EXERCISE GOAL: What lines of the data below hold the string "Protect"? Copy each one.

RECORDS FOR THE TASK:
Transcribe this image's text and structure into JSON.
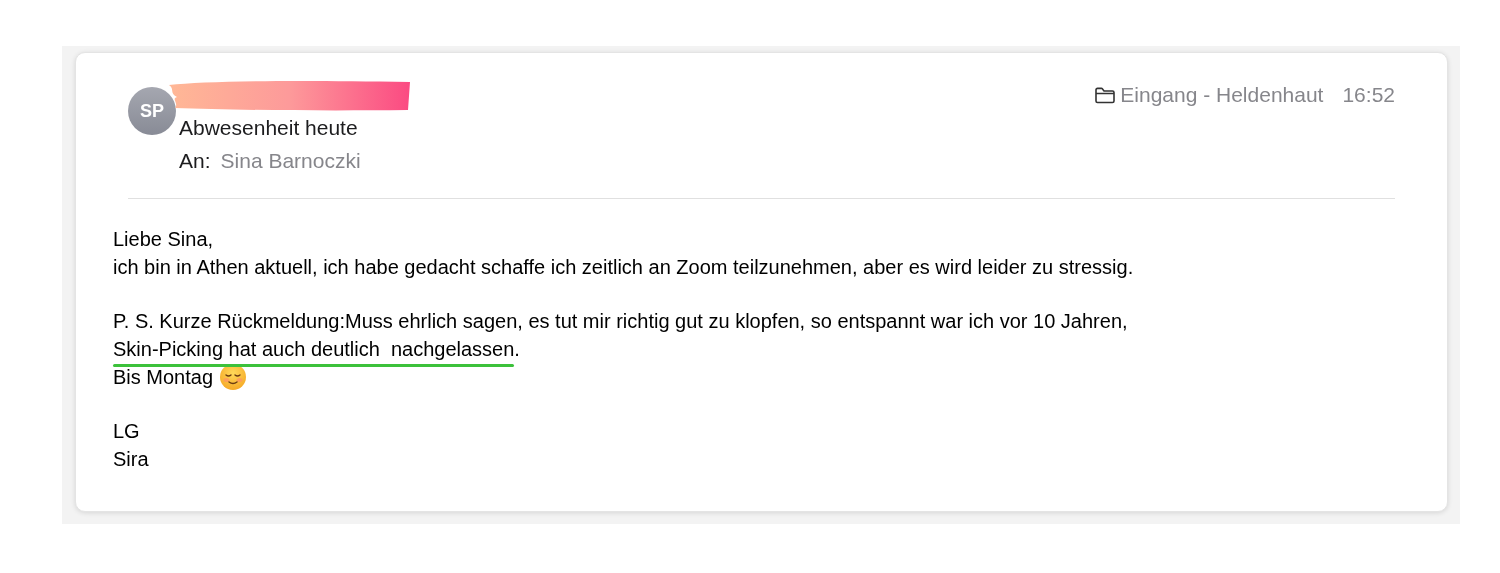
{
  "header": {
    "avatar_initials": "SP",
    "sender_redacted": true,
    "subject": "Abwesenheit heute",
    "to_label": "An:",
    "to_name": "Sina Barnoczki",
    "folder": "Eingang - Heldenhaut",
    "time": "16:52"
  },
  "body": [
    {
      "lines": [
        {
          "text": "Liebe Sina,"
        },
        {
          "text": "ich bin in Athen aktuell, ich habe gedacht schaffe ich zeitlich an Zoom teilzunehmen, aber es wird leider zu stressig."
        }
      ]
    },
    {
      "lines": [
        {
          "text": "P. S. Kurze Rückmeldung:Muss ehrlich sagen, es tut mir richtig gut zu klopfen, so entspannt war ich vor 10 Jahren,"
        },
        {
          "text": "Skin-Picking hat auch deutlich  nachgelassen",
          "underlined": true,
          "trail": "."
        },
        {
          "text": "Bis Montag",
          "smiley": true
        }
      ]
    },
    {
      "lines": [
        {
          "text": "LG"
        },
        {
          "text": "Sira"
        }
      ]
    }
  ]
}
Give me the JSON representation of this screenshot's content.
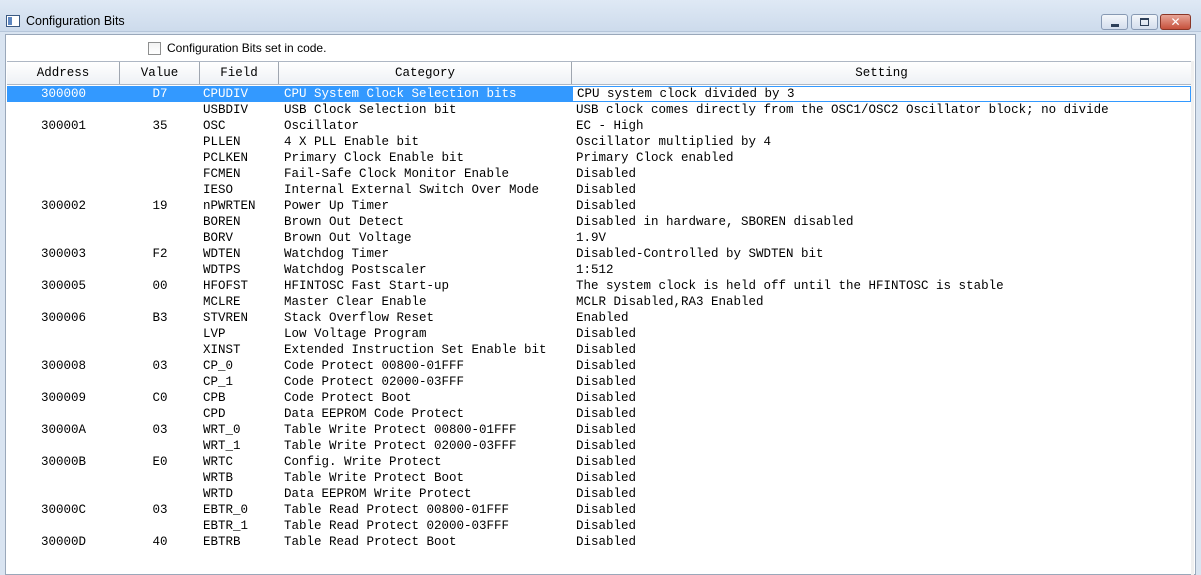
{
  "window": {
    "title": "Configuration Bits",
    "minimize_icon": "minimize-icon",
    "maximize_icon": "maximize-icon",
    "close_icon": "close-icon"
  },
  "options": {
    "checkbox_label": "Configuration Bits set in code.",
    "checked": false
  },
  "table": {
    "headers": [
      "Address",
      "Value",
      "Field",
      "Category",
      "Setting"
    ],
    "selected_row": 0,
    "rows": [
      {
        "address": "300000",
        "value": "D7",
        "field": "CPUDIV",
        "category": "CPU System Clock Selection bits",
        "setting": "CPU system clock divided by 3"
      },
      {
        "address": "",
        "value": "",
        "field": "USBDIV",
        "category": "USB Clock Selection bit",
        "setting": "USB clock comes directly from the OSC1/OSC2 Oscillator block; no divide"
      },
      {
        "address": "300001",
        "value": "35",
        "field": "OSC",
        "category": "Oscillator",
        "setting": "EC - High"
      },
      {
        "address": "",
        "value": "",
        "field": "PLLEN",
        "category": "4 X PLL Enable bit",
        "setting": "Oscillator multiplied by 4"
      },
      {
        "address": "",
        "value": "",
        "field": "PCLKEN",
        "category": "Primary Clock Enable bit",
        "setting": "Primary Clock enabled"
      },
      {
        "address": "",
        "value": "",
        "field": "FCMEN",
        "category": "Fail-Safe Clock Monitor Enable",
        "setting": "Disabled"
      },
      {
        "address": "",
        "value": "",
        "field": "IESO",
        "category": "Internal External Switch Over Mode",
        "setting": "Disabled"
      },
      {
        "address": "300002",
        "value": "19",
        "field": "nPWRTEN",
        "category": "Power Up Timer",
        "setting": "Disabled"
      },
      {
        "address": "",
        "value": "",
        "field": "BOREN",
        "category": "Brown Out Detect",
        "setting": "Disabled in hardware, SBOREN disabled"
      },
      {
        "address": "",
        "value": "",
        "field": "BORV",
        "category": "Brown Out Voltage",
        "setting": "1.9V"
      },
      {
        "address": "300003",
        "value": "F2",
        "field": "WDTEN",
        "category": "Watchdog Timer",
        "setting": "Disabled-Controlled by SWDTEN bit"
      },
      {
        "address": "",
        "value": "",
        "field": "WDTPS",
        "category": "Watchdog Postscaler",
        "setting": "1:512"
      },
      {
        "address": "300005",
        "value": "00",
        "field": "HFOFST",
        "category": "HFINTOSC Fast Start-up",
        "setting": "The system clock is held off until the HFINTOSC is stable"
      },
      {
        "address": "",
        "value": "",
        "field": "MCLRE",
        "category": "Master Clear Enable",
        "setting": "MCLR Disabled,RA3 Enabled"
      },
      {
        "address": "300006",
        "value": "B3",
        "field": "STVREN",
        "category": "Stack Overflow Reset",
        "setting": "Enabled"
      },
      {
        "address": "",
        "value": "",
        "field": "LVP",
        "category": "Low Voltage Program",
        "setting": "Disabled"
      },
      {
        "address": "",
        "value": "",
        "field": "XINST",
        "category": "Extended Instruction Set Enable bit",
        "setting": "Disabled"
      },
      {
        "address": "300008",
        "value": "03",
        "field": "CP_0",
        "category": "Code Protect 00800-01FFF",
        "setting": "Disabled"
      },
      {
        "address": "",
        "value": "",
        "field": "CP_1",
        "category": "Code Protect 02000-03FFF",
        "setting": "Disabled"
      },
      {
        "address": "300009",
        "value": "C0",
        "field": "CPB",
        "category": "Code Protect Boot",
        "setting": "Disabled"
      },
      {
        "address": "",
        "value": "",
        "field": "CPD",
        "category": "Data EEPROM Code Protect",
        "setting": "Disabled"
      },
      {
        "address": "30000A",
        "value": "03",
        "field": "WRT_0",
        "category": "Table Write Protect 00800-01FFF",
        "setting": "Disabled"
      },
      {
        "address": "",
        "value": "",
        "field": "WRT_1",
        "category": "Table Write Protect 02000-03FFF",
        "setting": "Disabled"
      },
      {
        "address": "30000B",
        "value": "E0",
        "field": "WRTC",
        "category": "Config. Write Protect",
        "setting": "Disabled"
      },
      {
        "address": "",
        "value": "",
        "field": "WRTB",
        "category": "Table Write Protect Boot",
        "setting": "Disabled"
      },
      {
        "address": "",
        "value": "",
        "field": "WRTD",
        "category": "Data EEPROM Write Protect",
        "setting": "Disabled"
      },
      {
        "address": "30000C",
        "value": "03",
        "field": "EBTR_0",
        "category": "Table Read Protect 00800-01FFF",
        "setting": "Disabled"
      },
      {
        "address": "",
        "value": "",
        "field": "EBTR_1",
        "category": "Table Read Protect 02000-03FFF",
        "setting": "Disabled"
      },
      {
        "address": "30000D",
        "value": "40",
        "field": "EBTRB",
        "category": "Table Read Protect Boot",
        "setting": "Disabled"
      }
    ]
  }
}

SOLUTION TO THIS TASK:
        "category": "Code Protect 00800-01FFF",
        "category": "Code Protect 02000-03FFF",
        "category": "Code Protect Boot",
        "category": "Data EEPROM Code Protect",
        "category": "Table Write Protect 00800-01FFF",
        "category": "Table Write Protect 02000-03FFF",
        "category": "Config. Write Protect",
        "category": "Table Write Protect Boot",
        "category": "Data EEPROM Write Protect",
        "category": "Table Read Protect 00800-01FFF",
        "category": "Table Read Protect 02000-03FFF",
        "category": "Table Read Protect Boot",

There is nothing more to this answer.